* Your objective *
Report every line below that carries the word "emoji".

Data to use below:

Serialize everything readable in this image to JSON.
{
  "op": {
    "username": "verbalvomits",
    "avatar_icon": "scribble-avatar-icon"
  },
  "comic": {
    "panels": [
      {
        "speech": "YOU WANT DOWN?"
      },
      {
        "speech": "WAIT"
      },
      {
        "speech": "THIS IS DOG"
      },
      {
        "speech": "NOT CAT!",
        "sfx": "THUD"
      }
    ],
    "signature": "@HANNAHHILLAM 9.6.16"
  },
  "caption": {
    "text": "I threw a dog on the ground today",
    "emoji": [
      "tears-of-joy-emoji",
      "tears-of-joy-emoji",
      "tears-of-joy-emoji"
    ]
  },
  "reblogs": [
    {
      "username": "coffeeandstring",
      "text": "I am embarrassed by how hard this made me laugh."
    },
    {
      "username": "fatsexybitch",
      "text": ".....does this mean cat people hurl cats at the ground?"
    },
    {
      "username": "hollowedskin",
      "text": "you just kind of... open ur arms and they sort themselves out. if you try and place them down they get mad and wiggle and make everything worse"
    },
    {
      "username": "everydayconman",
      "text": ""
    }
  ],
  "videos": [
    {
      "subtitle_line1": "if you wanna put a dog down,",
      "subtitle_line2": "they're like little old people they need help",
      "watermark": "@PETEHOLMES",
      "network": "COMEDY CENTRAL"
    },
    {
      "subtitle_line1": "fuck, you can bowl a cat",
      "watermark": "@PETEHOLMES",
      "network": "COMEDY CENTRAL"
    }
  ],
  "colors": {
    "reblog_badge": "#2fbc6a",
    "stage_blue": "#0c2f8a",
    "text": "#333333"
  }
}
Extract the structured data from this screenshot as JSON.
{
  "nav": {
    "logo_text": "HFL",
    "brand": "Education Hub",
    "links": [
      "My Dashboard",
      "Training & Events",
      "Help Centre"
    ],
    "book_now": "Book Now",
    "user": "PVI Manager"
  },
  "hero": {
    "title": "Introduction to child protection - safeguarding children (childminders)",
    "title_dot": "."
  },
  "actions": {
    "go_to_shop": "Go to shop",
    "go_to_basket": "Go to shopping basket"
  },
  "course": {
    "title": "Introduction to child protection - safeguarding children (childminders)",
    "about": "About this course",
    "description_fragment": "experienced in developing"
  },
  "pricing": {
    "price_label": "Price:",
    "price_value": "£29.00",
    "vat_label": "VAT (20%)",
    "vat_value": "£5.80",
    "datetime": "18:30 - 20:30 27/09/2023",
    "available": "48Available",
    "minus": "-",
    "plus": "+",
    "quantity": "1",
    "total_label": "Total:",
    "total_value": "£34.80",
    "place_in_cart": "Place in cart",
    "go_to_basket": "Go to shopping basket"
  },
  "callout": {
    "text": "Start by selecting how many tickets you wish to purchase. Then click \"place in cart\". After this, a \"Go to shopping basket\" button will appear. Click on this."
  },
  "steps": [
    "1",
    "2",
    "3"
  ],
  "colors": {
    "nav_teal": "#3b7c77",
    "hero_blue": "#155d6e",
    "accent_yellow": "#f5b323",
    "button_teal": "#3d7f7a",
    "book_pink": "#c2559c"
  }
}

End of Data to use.

* Exercise response *
    "emoji": [
      "tears-of-joy-emoji",
      "tears-of-joy-emoji",
      "tears-of-joy-emoji"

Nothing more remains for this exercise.